UV Coat can be used as a coating for any type of book, including litho-wrapped books.
Next week we’ll discuss varnish coating.
You want to protect the cover of your book, of that, there is no doubt, but what is the best way? It depends on your cover and book, really. Over the next several weeks we will discuss the different finishes, with their pros and cons, so that you can confidently decide for yourself which coating will best suit your needs.
Single side film lamination:
Film laminate (Commonly referred to as book laminate, or single side laminate in the book world, and will likely be called this on any quotes that you receive) is a very thin layer of a poly (plastic) material that is attached to a book cover using high heat and a roller press. If done correctly, this protective coating will last you a lifetime. It protects against liquid damage, sun fading, tearing, cracking, and general wear and tear of a book. You won’t get frayed corners with this type of coating. If you want your cover to be embossed or debossed, however, this is likely not the right finish for you. The ridges and ripples can prevent a tight seal and adhesion of the laminate to the surface of the cover. With film laminate, if you experience any air bubbles, or lack of adhesion, you run a high risk of delamination, where the laminate lets go of the surface, either in spots or on the entire cover.
Film laminate is available in both gloss and matte. While the technology to create a sturdy matte laminate has come a long way, gloss laminates are still recommended for covers that have wide spread areas of dark or highly saturated colors, as matte still scuffs more easily, and scuffs are also more evident, than with a gloss finish.

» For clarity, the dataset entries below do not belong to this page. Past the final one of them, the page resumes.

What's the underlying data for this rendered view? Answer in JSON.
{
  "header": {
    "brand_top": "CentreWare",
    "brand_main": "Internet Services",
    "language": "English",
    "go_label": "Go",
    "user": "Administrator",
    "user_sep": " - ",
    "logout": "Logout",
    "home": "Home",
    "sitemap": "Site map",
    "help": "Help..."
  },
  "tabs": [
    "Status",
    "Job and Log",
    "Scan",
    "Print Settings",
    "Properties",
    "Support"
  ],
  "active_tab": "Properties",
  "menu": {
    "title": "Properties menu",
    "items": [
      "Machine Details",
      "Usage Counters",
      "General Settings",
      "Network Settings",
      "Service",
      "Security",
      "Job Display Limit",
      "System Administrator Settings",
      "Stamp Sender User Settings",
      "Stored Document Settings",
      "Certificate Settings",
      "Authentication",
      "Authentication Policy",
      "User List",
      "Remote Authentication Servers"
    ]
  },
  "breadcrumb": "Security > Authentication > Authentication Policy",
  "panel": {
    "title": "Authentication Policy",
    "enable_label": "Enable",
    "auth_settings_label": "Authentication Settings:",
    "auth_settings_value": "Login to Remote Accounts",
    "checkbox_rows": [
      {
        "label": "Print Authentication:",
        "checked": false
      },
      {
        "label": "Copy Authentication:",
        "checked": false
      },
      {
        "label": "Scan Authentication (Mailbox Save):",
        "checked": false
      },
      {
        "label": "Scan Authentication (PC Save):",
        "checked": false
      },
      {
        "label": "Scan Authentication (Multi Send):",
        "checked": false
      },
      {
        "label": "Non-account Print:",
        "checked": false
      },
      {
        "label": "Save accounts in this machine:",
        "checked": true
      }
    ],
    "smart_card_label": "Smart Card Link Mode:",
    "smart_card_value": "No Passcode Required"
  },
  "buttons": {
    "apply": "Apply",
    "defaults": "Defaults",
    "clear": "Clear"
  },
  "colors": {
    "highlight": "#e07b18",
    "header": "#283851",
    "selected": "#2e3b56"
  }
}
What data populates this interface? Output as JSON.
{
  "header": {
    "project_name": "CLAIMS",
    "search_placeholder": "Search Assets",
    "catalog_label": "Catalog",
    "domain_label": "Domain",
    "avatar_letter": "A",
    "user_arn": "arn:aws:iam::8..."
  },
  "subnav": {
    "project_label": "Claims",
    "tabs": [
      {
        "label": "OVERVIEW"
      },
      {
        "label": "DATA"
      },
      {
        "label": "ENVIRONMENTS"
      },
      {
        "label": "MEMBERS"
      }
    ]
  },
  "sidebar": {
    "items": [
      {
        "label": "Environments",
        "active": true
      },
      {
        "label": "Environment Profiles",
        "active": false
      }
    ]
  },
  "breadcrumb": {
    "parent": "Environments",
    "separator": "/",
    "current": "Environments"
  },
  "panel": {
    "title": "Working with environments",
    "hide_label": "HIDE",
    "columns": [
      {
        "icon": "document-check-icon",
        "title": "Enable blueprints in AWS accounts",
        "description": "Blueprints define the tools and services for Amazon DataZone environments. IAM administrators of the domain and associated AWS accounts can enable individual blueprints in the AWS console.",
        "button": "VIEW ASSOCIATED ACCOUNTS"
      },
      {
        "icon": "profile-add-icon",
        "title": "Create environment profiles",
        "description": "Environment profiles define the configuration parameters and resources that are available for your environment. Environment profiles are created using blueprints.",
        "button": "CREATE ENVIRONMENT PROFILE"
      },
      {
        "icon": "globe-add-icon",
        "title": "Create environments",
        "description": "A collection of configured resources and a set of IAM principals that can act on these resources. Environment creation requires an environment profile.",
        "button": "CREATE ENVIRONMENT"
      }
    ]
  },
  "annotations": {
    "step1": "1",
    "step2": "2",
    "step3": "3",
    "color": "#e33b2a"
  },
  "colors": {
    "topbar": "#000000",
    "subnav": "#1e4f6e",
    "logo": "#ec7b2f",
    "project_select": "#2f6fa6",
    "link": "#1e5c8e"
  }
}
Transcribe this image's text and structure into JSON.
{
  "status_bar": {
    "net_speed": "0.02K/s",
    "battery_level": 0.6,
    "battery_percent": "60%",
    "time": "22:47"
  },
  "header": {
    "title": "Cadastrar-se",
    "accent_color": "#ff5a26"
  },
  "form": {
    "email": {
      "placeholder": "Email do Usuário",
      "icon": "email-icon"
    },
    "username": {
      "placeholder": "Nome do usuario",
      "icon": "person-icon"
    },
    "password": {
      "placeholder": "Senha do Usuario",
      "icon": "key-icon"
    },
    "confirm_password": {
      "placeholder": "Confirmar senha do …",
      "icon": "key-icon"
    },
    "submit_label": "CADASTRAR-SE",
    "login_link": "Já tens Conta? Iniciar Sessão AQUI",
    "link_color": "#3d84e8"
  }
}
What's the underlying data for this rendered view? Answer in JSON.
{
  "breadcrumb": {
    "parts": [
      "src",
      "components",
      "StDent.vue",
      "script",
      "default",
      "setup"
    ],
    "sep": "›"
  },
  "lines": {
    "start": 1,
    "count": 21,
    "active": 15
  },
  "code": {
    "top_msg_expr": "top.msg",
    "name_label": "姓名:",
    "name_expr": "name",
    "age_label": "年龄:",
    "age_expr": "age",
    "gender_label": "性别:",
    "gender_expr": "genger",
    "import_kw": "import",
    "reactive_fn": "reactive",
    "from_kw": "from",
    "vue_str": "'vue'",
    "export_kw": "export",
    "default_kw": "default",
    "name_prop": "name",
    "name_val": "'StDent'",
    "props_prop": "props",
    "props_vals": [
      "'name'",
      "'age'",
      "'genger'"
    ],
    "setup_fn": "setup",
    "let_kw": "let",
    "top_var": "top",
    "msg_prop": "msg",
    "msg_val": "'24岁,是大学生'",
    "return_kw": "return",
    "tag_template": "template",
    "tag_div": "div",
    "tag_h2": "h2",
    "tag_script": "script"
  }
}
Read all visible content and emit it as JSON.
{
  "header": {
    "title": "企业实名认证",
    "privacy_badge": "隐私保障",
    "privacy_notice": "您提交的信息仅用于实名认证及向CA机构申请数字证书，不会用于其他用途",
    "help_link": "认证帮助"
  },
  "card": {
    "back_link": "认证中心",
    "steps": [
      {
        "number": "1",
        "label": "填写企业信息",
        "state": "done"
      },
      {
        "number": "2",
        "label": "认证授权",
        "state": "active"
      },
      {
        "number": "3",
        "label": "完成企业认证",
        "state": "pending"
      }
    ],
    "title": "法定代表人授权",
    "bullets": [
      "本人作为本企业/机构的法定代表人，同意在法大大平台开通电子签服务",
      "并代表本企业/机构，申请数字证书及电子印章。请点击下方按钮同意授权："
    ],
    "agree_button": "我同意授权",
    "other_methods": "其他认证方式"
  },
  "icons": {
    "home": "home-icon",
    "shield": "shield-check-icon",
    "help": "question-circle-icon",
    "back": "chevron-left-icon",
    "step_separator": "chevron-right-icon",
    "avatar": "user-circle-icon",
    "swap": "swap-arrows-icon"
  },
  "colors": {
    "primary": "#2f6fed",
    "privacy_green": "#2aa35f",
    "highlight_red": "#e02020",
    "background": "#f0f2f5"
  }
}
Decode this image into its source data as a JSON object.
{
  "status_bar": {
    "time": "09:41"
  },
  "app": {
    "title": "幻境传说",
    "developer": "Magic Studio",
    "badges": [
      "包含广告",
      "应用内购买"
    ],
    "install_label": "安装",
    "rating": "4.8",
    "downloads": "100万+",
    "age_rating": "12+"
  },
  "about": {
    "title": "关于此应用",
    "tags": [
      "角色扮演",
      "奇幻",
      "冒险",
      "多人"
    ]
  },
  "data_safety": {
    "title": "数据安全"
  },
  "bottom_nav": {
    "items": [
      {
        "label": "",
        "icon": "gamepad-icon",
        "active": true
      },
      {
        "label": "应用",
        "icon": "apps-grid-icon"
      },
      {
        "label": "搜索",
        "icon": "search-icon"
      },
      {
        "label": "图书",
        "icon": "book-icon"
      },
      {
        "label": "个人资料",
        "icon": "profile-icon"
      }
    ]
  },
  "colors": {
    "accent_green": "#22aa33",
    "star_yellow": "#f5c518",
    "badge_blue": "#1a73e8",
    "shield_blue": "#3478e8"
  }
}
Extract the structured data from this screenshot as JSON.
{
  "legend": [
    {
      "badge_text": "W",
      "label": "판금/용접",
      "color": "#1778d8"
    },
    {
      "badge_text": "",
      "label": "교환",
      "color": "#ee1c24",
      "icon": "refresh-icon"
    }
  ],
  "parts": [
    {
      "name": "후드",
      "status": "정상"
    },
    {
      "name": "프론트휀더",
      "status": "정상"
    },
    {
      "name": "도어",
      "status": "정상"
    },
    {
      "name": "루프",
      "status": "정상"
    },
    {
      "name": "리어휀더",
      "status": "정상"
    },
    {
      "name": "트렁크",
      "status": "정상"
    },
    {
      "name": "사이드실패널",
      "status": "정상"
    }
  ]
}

Film laminate can be used as a coating for any type of book, even litho-wrapping.
Next week we’ll discuss UV coating.